"My shot was like totally in between clubs," Miyazato said. "I hit the pitching wedge, but my instinct said that it was an easy 9, so it was a little bit indecisive and that's why I pulled my shot."
Instead of playing again from the fairway, she elected to drop in sand in the desert, leaving her with an uphill shot with little green to work with. Her shot from the desert went to the far edge of the green and she two-putted for a double-bogey 6.
"I decided I would take a drop almost like in a bunker position and I thought we had that little backstop behind the pin, so I thought I could make it stop a little bit more," Miyazato said. "It was kind of a little flat when I dropped, so it was hard."
Lewis, a 12-time winner at the University of Arkansas, found the right fairway bunker off the tee, hit to 15 feet and holed the birdie putt.
"I was shocked that she hit the shot she did," Lewis said. "That is not like Ai at all. She's green, green. I mean, it's boring to play with her because she hits so many greens."
Lewis added an 18-footer on the par-3 17th for her third straight birdie.
"I was certainly surprised she finished the way she did, but to make those two putts I did on 16 and 17 was pretty unbelievable," Lewis said. "I'm really speechless. I played great and I was super motivated from all that happened yesterday and just happy for Travis.
"Weird things happen when you play enough golf rounds and I told him that over and over and over again. He would have felt horrible if we lost by two, so that's why I just put the dagger in and made some more putts there coming in."

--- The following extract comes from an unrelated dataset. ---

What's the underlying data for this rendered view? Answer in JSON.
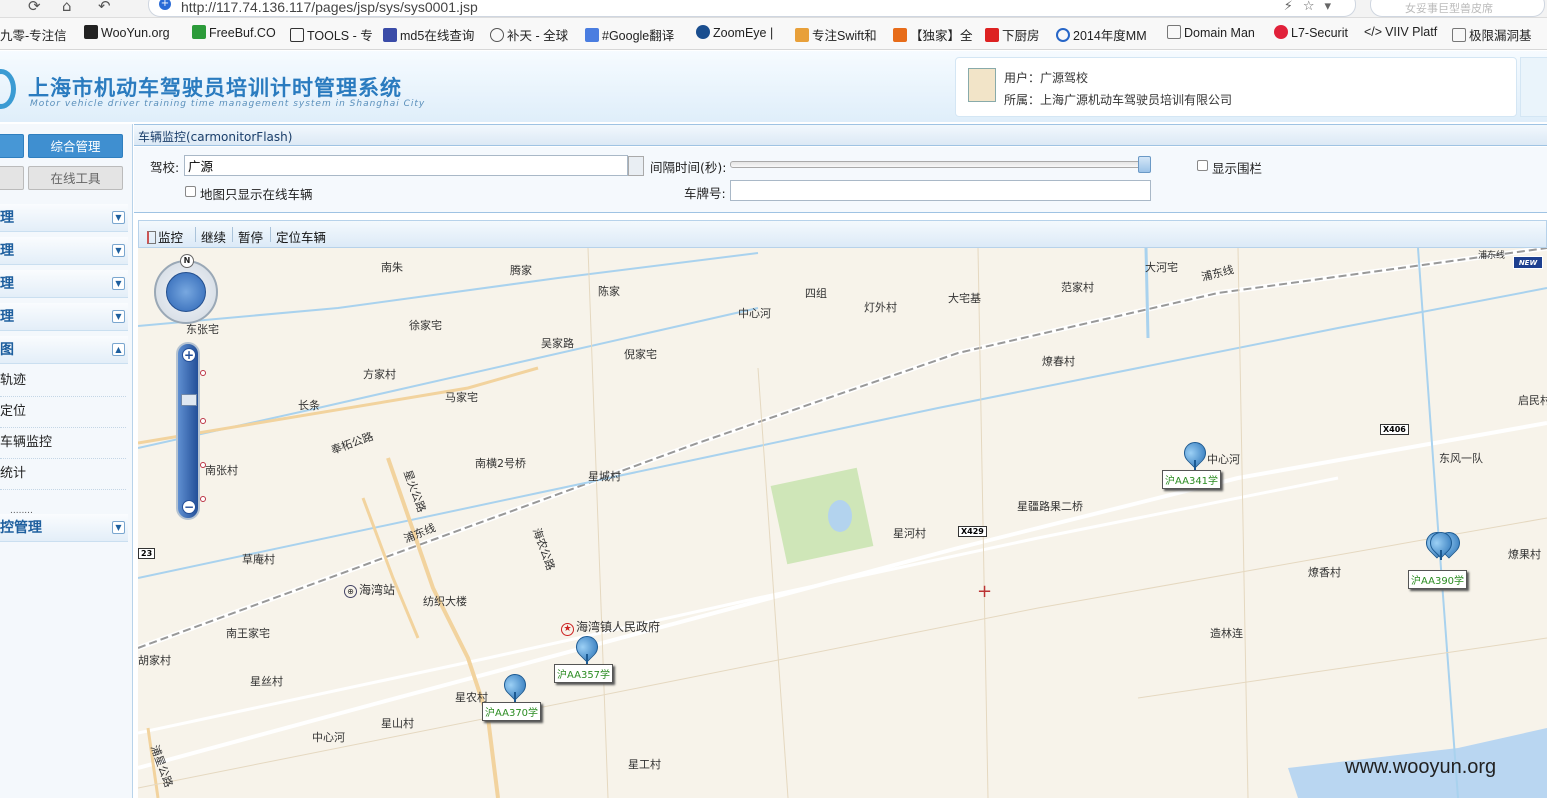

Miyazato also tied for second last year at Desert Ridge, a stroke behind Tseng. The nine-time tour winner was playing for the first time since suffering a whiplash injury in a five-vehicle crash last month in Bangkok after the LPGA Thailand.
"All in all, I had a good day," Miyazato said. "I have a good feeling and my play was really solid, just the one bad shot on 16. I was a little disappointed."
DIVOTS: Lewis earned $225,000 to push her tour-leading total to $526,364. She donated $50,000 to LPGA-USGA Girls Golf. ... Angela Stanford was third at 17 under after a 68. ... Tseng shot a 70 to tie for 59th at 4 under. ... Lee, the second-round leader after opening 65-64, closed 72-72 to tie for fourth at 16 under.